Last week we photographed Die Another Day Bond Girl Rachel Grant and her mother Isabel. Isabel is from the Philippines, while Rachel’s father is of English-Scottish descent.
As is now usual with the testimony, Rhoda Dakar joined us before the shoot for her customary cup of Earl Grey and together with Rachel and Isabel, we all sat down and discussed everything from the use of the word ‘Oriental’ to perceived multiculturalism. Rachel gave us a fascinating insight into her childhood experiences growing up in Nottingham and her current life in New York. Isabel talked about, among other things, a question in her head around her children’s ‘mixedness’- we’ll let them tell you in their own words… extracts to follow.
After a hectic week shooting commercially, today we were finally able to sit down and begin the process of choosing the best image from the shoot. This is always a challenge and a catalyst for much debate in the studio.
Isabella, 17, on what it means to her to be mixed-race:
“I’ve decided that neither my parents nor others will define me. I will define and describe myself. I see myself as tanned rather than either black or white. My mother is white and from Portland, Oregon (USA) and my father is Jamaican with Asian blood and born in England. Even the government tries to define me with the tick boxes they give you on forms asking what race you are. It’s irritating and pointless to me, but I answer anyway to make them happy – with mixed white and black Caribbean.
Britain is a multicultural country, which I think is great. I am not the only person of mixed-race at school. Several of my friends I hang out with are mixed. I have never felt excluded because of my skin colour from my friends, family or anyone else. I hope I never will.”
Dennis on his children growing up within two cultures.

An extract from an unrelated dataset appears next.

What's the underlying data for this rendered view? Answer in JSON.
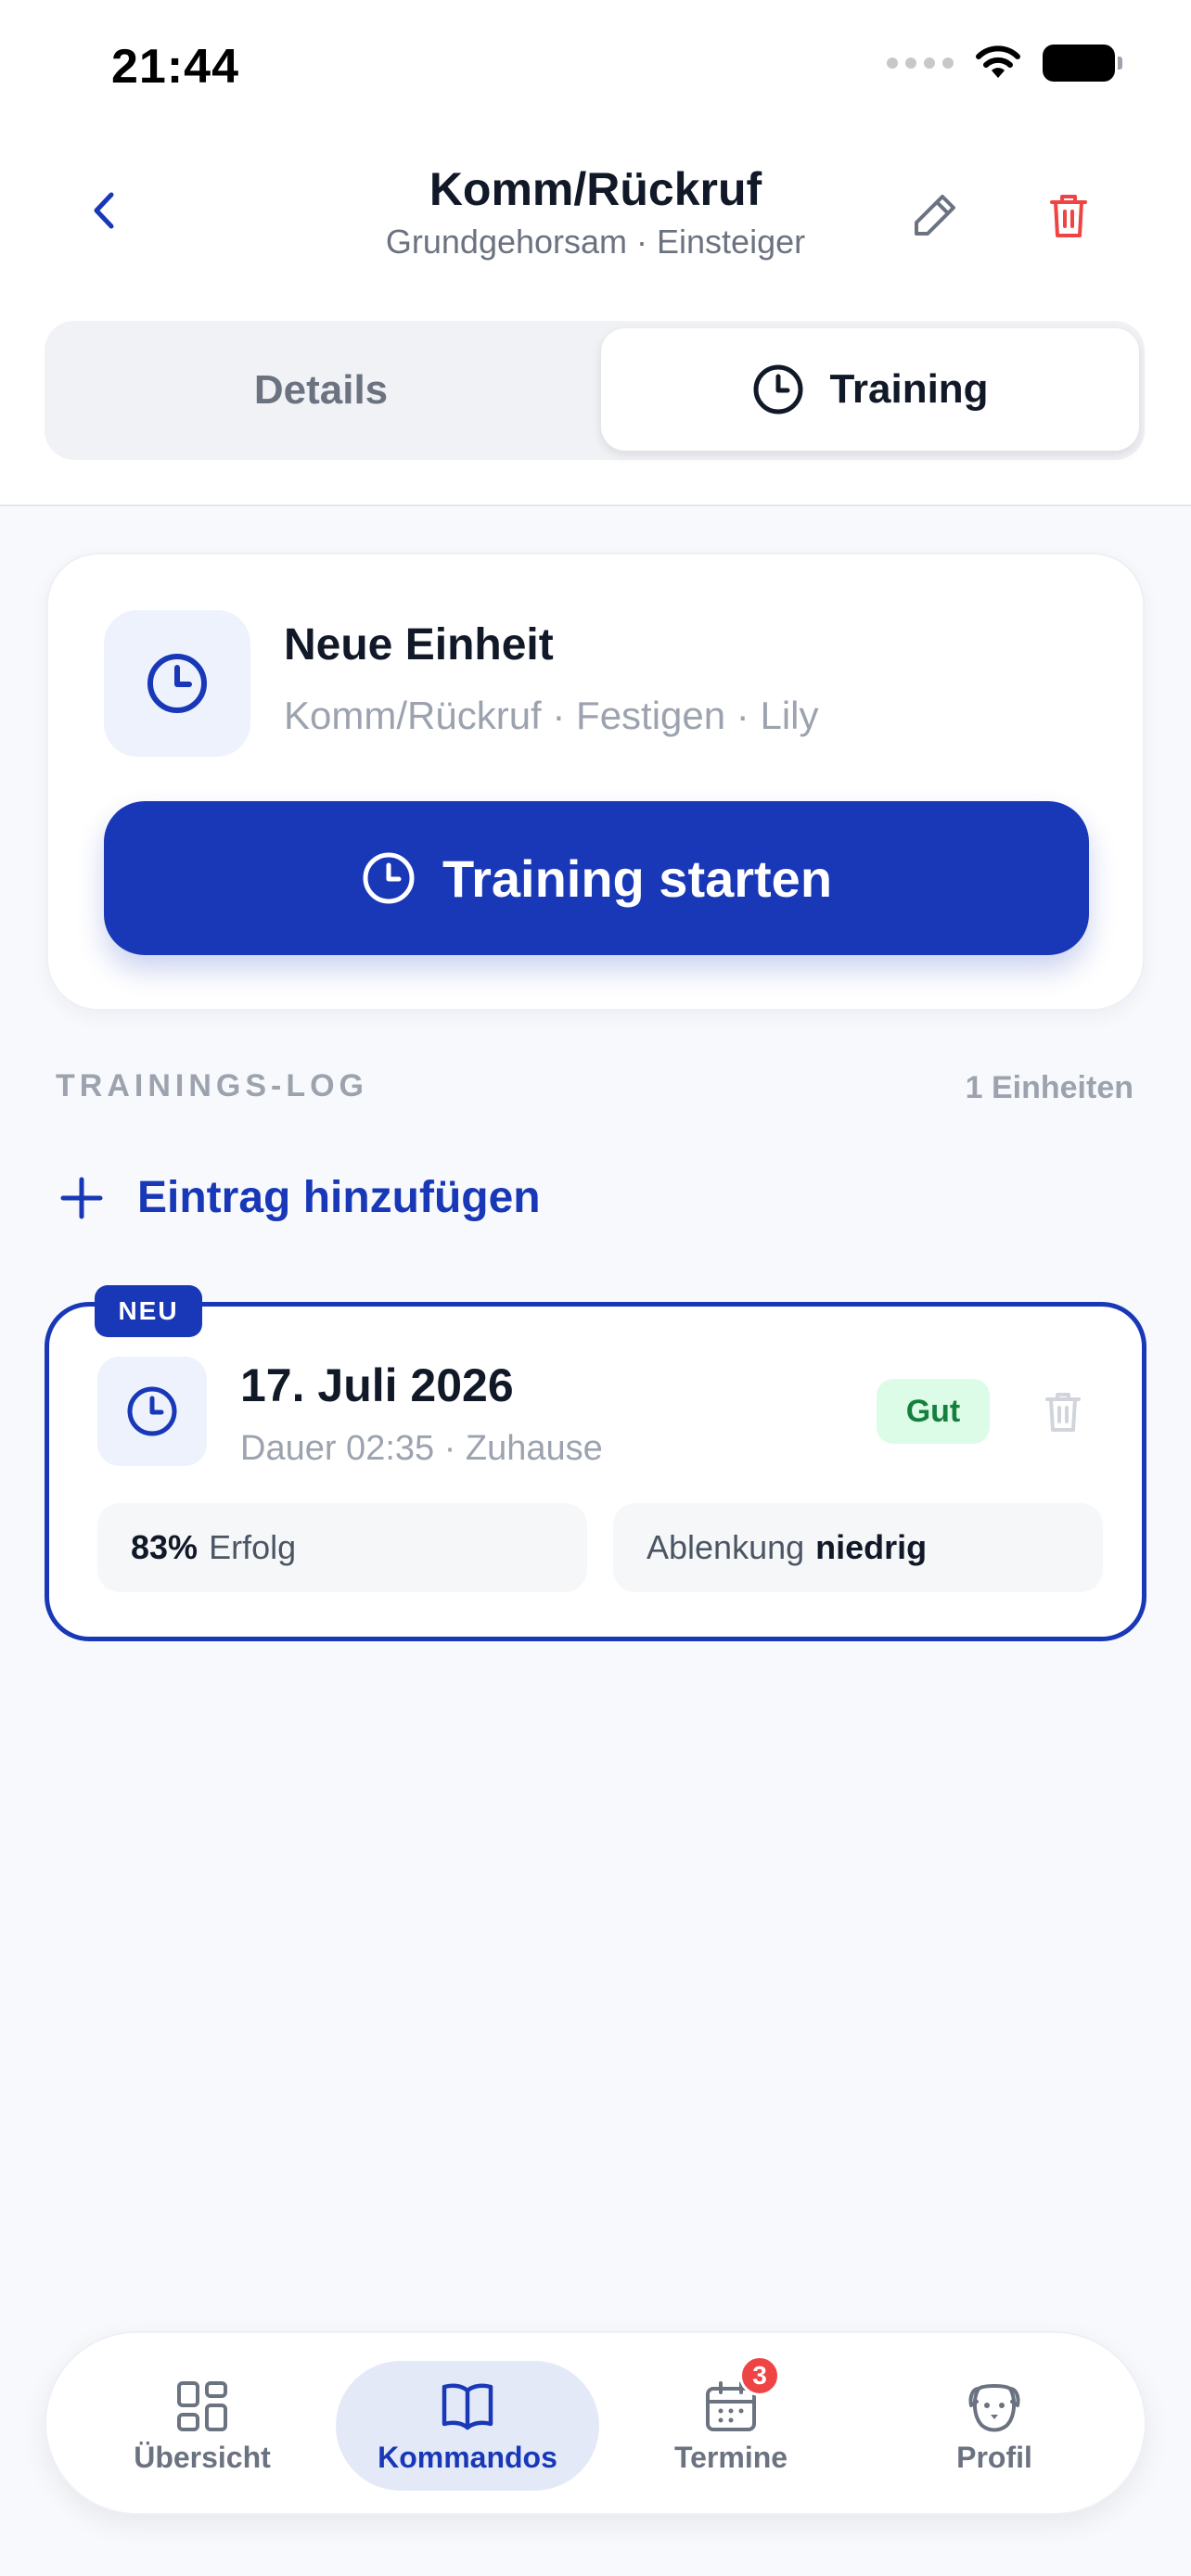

I think two experiences can only mould, make the person stronger and enrich their own experiences. If you’re lucky to experience that outside of your own ethnic group then that’s great. But a lot of people, who don’t get the opportunity till too much later on in life… by that time their own experiences will be entrenched. The brain’s already wired to think in a certain way.
Going outside our home, on our street and the surrounding streets- there are a number of mixed couples. And that’s what I like. I like that I can go to the park and I know I’ll see a mixed race child, the dad’s there, the mum’s there, and you kind of get those experiences.
Two weeks into the project and there has been a lot of progress. We’ve had several sitters come in to be photographed and share their stories. For me, it’s all about the imagery. As I am not of mixed-race, I feel it is not my place to speak on the behalf of someone who is. This is where the testimonies come in- they make the project more interesting and give it a broader context. We’ve had some insight from Dennis and his partner Jane about the use of the term ‘mixed-race’ and this week we filmed the testimony of my daughter Emilia, who with her mother Laverne was the first sitter for the project. Her full testimony will be on the blog soon, but for now, here is an extract from it below.
Emilia Barter, 14, on what it means to her to be mixed-race
A lot of people would describe mixed-race as being half this and half that, so I would be half black and half white. In actuality being mixed-race pushes off those labels from me and makes me neither black nor white. Without those stereotypes, being ‘mixed-race’ allows you to think, dress and behave as yourself, instead of perhaps conforming to one particular ethnicity.
In her book Checkmate, which is part of the Noughts and Crosses trilogy, Malorie Blackman summarises that ‘you’re not half anything, you’re wholly you. Half implies short measures or a fraction of something. You haven’t got half a tongue or half a brain. And you’re not a zebra with black and white stripes. You can take the best of being a Cross (someone black), the best of being a Nought (someone white) and put them together to create the person you want to be’. This quotation I feel sums up my opinion on what it means to be mixed-race.
Is ‘Mixed Race’ a term you would use? Dennis, above, and his partner Jane discuss.
Dennis: Jane would use that, I wouldn’t. I shift with the times.
Dennis: That’s a very 80’s word
Jane: What’s the new word then?
Dennis: Dual heritage, that’s what they use at the moment, but I’m sure that will change at some point to something more politically correct. I don’t know who (my children’s) long-term partners will be, and who they decide to have kids with, and they could be from another culture so again, it will shift and change.